There is another meaning for heparin rebound, however. The latest Guidelines on Perioperative Blood Transfusion45 cited reports (in the setting of cardiopulmonary bypass surgery)46,47 that defined heparin rebound as the reappearance of anticoagulant activity after adequate neutralization with protamine that may contribute to excessive postoperative bleeding after cardiac surgery.48 After cardiopulmonary bypass surgery, protein- and tissue-bound UFH is released slowly and produces a heparin rebound phenomenon.48,49
Accordingly, a different understanding of heparin rebound phenomenon has lasted for more than 45 years, since the landmark papers by Kolff, who described heparin rebound in 1956 as "a treacherous hemorrhagic phenomenon,"50 by Sise and colleagues,51 who described it in 1961 as "rebound hypercoagulable state," and by Wright52 in 1961, as well as others.53,54
These processes are distinct and clinically important, so precise thinking, speaking, and writing are essential both here and more generally in medicine. In journals for cardiac surgeons and anesthesiologists, heparin rebound has predominantly meant an anticoagulant condition, whereas in journals for cardiologists and internists, it has been recognized as a procoagulant state. The possibility of misunderstanding arises because there have been articles in journals for cardiac surgeons and anesthesiologists55-58 that have atypically used the term heparin rebound to describe a procoagulant state.59 A recent article in a journal for internists, however, referred to heparin-related rebound as rebound anticoagulation.60 Thus, the understanding of heparin-related rebound phenomenon as a procoagulant process in some articles and an anticoagulant process in others has occurred in both types of journals, with procoagulant prevailing in cardiology journals and anticoagulant prevailing in cardiosurgical journals.

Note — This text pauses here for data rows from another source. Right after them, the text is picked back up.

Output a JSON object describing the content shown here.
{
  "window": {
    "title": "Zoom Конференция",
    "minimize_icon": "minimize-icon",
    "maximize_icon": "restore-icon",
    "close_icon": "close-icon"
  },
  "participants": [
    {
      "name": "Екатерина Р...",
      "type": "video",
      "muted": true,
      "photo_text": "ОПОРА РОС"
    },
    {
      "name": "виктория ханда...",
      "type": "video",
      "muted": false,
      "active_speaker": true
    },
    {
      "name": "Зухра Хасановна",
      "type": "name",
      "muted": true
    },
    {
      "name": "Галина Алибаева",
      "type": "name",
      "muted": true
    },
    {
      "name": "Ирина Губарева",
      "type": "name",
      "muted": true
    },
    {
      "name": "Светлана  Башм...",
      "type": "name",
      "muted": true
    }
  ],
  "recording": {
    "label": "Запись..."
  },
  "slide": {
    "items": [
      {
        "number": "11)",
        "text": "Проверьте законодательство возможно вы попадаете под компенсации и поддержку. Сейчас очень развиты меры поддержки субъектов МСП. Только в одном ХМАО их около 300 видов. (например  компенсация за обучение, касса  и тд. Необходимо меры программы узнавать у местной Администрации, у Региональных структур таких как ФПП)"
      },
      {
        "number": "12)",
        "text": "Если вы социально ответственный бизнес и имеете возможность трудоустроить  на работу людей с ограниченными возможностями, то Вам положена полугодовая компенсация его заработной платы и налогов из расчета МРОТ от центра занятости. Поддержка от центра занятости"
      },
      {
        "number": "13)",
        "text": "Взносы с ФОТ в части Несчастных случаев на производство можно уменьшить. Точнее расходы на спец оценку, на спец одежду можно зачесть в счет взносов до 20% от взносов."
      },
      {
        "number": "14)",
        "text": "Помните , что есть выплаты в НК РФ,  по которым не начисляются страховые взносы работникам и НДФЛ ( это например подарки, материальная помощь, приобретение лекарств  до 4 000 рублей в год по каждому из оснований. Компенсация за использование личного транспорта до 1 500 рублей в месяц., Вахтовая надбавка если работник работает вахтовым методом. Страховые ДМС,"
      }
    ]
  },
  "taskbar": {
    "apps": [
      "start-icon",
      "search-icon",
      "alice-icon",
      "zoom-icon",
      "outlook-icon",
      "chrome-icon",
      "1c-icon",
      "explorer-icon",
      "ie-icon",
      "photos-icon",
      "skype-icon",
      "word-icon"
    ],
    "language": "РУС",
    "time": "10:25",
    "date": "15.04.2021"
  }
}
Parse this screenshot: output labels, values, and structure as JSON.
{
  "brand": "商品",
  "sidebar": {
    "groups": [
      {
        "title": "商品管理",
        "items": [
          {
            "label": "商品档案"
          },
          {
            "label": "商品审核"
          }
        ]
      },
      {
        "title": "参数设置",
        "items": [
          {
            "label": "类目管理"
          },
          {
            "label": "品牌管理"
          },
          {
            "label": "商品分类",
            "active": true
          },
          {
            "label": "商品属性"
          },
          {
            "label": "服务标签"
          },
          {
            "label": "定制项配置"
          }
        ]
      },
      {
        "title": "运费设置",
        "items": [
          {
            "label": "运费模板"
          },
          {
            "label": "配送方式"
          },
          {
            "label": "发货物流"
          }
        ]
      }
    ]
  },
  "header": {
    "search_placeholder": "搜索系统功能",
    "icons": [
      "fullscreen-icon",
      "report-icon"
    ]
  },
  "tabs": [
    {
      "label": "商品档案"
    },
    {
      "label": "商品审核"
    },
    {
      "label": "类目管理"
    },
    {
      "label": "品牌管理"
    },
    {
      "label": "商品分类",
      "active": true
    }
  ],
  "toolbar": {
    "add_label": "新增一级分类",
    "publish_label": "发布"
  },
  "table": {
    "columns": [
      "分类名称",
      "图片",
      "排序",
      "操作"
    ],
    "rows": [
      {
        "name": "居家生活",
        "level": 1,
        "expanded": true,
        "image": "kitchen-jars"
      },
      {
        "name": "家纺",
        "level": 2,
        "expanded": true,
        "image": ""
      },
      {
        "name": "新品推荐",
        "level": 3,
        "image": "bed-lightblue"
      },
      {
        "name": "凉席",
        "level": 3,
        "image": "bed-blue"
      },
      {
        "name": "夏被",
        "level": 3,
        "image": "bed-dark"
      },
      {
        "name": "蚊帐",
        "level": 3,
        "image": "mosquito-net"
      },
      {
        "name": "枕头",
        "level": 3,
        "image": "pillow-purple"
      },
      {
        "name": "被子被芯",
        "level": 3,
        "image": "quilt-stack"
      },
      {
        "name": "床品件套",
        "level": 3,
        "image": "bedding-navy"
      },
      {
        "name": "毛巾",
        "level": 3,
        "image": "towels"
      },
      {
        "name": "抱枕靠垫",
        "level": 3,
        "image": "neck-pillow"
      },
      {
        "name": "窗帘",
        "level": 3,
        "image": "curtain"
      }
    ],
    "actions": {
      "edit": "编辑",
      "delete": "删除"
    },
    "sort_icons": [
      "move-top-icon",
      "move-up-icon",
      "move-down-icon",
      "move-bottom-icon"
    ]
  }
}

In considering this lack of precision associated with the term, it is helpful finally to consider the various definitions found in online medical dictionaries. The Webster's New World™ Medical Dictionary defines it as "the characteristic of a drug to produce reverse effects when the effect of the drug has passed or the patient no longer responds to it."61 The Online Medical Dictionary uses the definition of "a reversal of response upon withdrawal of the stimulus."62 The MedTerms.com Medical Dictionary defines it as "return of the original symptoms when maneuvers or treatment is discontinued,"63 and Dorland's Illustrated Medical Dictionary defines it as "a reversed response on the withdrawal of a stimulus."64 Thus, in view of such definitions, heparin rebound phenomenon should be interpreted as a prothrombotic condition following discontinuation of heparin.

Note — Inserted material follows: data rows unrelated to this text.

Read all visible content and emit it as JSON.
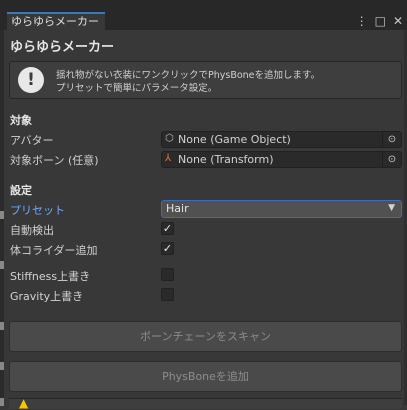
{
  "window": {
    "tab_title": "ゆらゆらメーカー",
    "menu_icon": "kebab-menu-icon",
    "maximize_icon": "maximize-icon",
    "close_icon": "close-icon"
  },
  "header": {
    "title": "ゆらゆらメーカー"
  },
  "help": {
    "icon": "info-icon",
    "line1": "揺れ物がない衣装にワンクリックでPhysBoneを追加します。",
    "line2": "プリセットで簡単にパラメータ設定。"
  },
  "target_section": {
    "heading": "対象",
    "avatar_label": "アバター",
    "avatar_value": "None (Game Object)",
    "bone_label": "対象ボーン (任意)",
    "bone_value": "None (Transform)"
  },
  "settings_section": {
    "heading": "設定",
    "preset_label": "プリセット",
    "preset_value": "Hair",
    "auto_detect_label": "自動検出",
    "auto_detect_checked": true,
    "body_collider_label": "体コライダー追加",
    "body_collider_checked": true,
    "stiffness_label": "Stiffness上書き",
    "stiffness_checked": false,
    "gravity_label": "Gravity上書き",
    "gravity_checked": false
  },
  "buttons": {
    "scan_label": "ボーンチェーンをスキャン",
    "add_label": "PhysBoneを追加"
  },
  "colors": {
    "background": "#383838",
    "accent": "#3a79bb",
    "preset_label": "#6ea8ff",
    "warning": "#ffc400"
  }
}
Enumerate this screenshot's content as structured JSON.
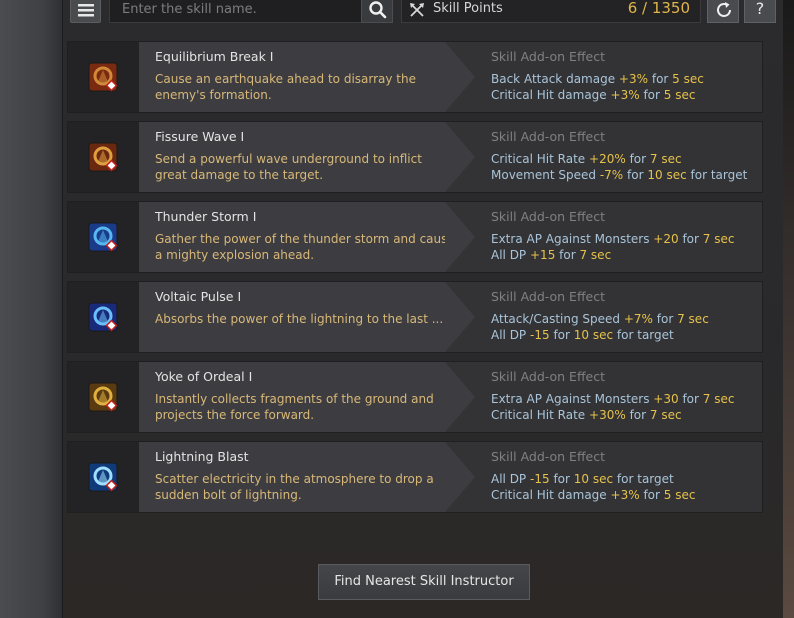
{
  "search": {
    "placeholder": "Enter the skill name."
  },
  "skill_points": {
    "label": "Skill Points",
    "value": "6 / 1350"
  },
  "help_label": "?",
  "addon_title": "Skill Add-on Effect",
  "skills": [
    {
      "name": "Equilibrium Break I",
      "desc": "Cause an earthquake ahead to disarray the enemy's formation.",
      "icon": "earth-fist-icon",
      "icon_colors": [
        "#7a2a10",
        "#d08a3a"
      ],
      "effects": [
        {
          "stat": "Back Attack damage",
          "value": "+3%",
          "for": "for",
          "duration": "5 sec",
          "target": ""
        },
        {
          "stat": "Critical Hit damage",
          "value": "+3%",
          "for": "for",
          "duration": "5 sec",
          "target": ""
        }
      ]
    },
    {
      "name": "Fissure Wave I",
      "desc": "Send a powerful wave underground to inflict great damage to the target.",
      "icon": "fissure-icon",
      "icon_colors": [
        "#6a2810",
        "#e0a040"
      ],
      "effects": [
        {
          "stat": "Critical Hit Rate",
          "value": "+20%",
          "for": "for",
          "duration": "7 sec",
          "target": ""
        },
        {
          "stat": "Movement Speed",
          "value": "-7%",
          "for": "for",
          "duration": "10 sec",
          "target": "for target"
        }
      ]
    },
    {
      "name": "Thunder Storm I",
      "desc": "Gather the power of the thunder storm and cause a mighty explosion ahead.",
      "icon": "thunder-storm-icon",
      "icon_colors": [
        "#1a3a8a",
        "#58b8f0"
      ],
      "effects": [
        {
          "stat": "Extra AP Against Monsters",
          "value": "+20",
          "for": "for",
          "duration": "7 sec",
          "target": ""
        },
        {
          "stat": "All DP",
          "value": "+15",
          "for": "for",
          "duration": "7 sec",
          "target": ""
        }
      ]
    },
    {
      "name": "Voltaic Pulse I",
      "desc": "Absorbs the power of the lightning to the last ...",
      "icon": "voltaic-pulse-icon",
      "icon_colors": [
        "#1a2a7a",
        "#6ac0f8"
      ],
      "effects": [
        {
          "stat": "Attack/Casting Speed",
          "value": "+7%",
          "for": "for",
          "duration": "7 sec",
          "target": ""
        },
        {
          "stat": "All DP",
          "value": "-15",
          "for": "for",
          "duration": "10 sec",
          "target": "for target"
        }
      ]
    },
    {
      "name": "Yoke of Ordeal I",
      "desc": "Instantly collects fragments of the ground and projects the force forward.",
      "icon": "yoke-icon",
      "icon_colors": [
        "#5a3a10",
        "#e0b040"
      ],
      "effects": [
        {
          "stat": "Extra AP Against Monsters",
          "value": "+30",
          "for": "for",
          "duration": "7 sec",
          "target": ""
        },
        {
          "stat": "Critical Hit Rate",
          "value": "+30%",
          "for": "for",
          "duration": "7 sec",
          "target": ""
        }
      ]
    },
    {
      "name": "Lightning Blast",
      "desc": "Scatter electricity in the atmosphere to drop a sudden bolt of lightning.",
      "icon": "lightning-blast-icon",
      "icon_colors": [
        "#103a7a",
        "#a0e0ff"
      ],
      "effects": [
        {
          "stat": "All DP",
          "value": "-15",
          "for": "for",
          "duration": "10 sec",
          "target": "for target"
        },
        {
          "stat": "Critical Hit damage",
          "value": "+3%",
          "for": "for",
          "duration": "5 sec",
          "target": ""
        }
      ]
    }
  ],
  "find_button": "Find Nearest Skill Instructor"
}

Two different meanings of heparin rebound phenomenon have existed for at least 45 years. Because precision is one of the fundamental rules in medicine, it may be wise to try to diminish the possible harm caused by imprecise use of the term. In addition to speed of onset and duration of a rebound effect, and the attendant morbidity and mortality risks, it is essential to know two other characteristics: which drug's withdrawal is causing rebound, and what patho-physiologic processes ensue as a result. Thus, one way to avoid confusion about rebound phenomenon is to avoid using only the name of the drug with the word "rebound" (eg, pro-pranolol rebound). It is preferable to identify the process by stating "rebound following withdrawal of" and then insert the name of the drug (eg, hypertension rebound following the withdrawal of propranolol). For a thrombotic tendency or complication of heparin discontinuation, "thrombotic rebound following heparin withdrawal" would be more accurate. As for heparin rebound in patients after cardiopulmonary bypass surgery, the term might be renamed "rebound heparin activity."